Czech foreign minister: Decisive word on NATO’s training mission in Iraq must come from country’s government

Mourners holding posters of Iranian Gen. Qassem Soleimani attend a funeral ceremony for him and his comrades, Tehran, Iran, January 6, 2020, photo: ČTK/AP/Ebrahim Noroozi

Amidst growing tension over the latest developments in the Middle East, following the killing of Iran’s military leader Qassem Soleimani in Iraq, the Czech foreign minister has joined calls for a level-headed approach to the crisis, warning that a further escalation of tension will not only destabilize the region, but put at risk the progress made in the war on terror.

Tomáš Petříček, photo: Michaela Danelová / Czech Radio
In an interview for public broadcaster Czech Television, Foreign Minister Petříček welcomed Friday’s scheduled meeting of EU foreign ministers in Brussels on the crisis, saying there was still a chance to get the situation under control.

“I am naturally concerned about the fact that our ally acted unpredictably and without warning, but the consultations in NATO that have taken place since suggest there is still a possibility to calm the situation. I hope that can be achieved and that NATO forces will able to conclude their training mission in Iraq, which is primarily to ensure that Iraqi security forces will be able to maintain law and order in the country when we leave.”

In the wake of a call from the Iraqi Parliament for the withdrawal of all foreign troops from the country and rumours that such a step might be imminent on Monday night, the Czech foreign minister said it would be premature to discuss this scenario.

“After NATO suspended its training mission for Iraqi security forces, in which the Czech Republic has soldiers and police officers, it was understood that we would remain in place and await the outcome of consultations with the Iraqi government on how to proceed. The Iraqi Parliament’s appeal was made without the presence of Kurdish and Sunni deputies and is moreover not legally binding. The decisive word must come from the Iraqi government which invited the allied forces, not just to help in the fight against Islamic State militants but to train the local security forces. Of course, it is a government in demise, which makes things more complicated.”

Mourners holding posters of Iranian Gen. Qassem Soleimani attend a funeral ceremony for him and his comrades, Tehran, Iran, January 6, 2020, photo: ČTK/AP/Ebrahim Noroozi
Further commenting on the crisis, Foreign Minister Petříček said he hoped to see the EU play a constructive role in diffusing the tension and helping to save the 2015 JCPOA nuclear deal, saying that consultations between the key players and NATO and EU officials suggested that neither side wanted to let the situation spiral out of control.

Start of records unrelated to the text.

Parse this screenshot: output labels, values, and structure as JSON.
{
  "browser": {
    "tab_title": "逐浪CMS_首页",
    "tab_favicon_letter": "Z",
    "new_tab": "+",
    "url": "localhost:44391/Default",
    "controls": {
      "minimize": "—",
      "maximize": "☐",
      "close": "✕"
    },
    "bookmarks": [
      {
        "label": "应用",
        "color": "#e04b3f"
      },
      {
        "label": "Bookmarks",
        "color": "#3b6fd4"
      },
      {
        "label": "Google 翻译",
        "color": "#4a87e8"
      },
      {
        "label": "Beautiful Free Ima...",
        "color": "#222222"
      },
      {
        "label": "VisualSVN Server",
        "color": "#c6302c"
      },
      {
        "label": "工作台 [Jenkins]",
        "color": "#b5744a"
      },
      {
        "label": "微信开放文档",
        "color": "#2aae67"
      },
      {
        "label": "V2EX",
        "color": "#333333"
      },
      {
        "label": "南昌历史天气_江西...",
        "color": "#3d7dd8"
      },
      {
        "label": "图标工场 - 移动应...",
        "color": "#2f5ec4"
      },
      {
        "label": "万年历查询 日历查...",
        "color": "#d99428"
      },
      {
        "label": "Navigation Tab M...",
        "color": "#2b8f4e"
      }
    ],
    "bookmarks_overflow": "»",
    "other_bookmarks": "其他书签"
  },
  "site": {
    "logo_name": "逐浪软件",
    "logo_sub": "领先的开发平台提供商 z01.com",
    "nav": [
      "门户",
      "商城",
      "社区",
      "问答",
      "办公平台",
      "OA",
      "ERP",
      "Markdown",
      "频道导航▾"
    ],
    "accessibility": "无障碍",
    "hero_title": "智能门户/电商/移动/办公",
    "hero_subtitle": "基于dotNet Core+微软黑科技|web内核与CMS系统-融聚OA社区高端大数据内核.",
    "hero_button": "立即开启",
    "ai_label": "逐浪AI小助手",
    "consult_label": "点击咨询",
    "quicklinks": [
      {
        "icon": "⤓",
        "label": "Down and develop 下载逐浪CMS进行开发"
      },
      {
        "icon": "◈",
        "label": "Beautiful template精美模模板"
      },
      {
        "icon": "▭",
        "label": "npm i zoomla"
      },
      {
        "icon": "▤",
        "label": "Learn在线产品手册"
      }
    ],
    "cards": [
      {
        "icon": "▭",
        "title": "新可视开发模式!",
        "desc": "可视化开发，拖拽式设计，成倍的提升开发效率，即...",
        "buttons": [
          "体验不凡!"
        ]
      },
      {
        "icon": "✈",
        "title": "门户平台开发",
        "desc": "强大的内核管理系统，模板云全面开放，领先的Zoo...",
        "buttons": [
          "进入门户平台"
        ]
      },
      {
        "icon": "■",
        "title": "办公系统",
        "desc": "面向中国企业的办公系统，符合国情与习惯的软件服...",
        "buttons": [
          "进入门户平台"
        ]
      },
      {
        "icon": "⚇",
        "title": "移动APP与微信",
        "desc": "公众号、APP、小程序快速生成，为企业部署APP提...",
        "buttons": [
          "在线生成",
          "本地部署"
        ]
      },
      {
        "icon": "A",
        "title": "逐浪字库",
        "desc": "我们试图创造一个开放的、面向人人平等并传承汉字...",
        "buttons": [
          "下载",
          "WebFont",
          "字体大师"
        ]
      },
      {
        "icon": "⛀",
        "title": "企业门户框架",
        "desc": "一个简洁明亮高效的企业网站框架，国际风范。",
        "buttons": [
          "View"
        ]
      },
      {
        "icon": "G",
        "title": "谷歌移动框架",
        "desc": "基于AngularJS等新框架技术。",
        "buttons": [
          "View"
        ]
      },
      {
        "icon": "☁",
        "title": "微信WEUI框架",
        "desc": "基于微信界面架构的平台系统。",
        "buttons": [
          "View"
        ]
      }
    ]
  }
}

Speaking of the Czech Republic’s international commitments in fighting terrorism, Minister Petříček said he supported the Czech Defence Ministry’s proposal for 60 Czech soldiers to be deployed in anti-terrorist operations in Mali, Niger and Chad, saying the region is key to European security and Czech participation is important both for foreign policy and security reasons. The Czech Republic currently has 120 soldiers helping to train the armed services in Mali and will take command of the EU’s training mission there later this year.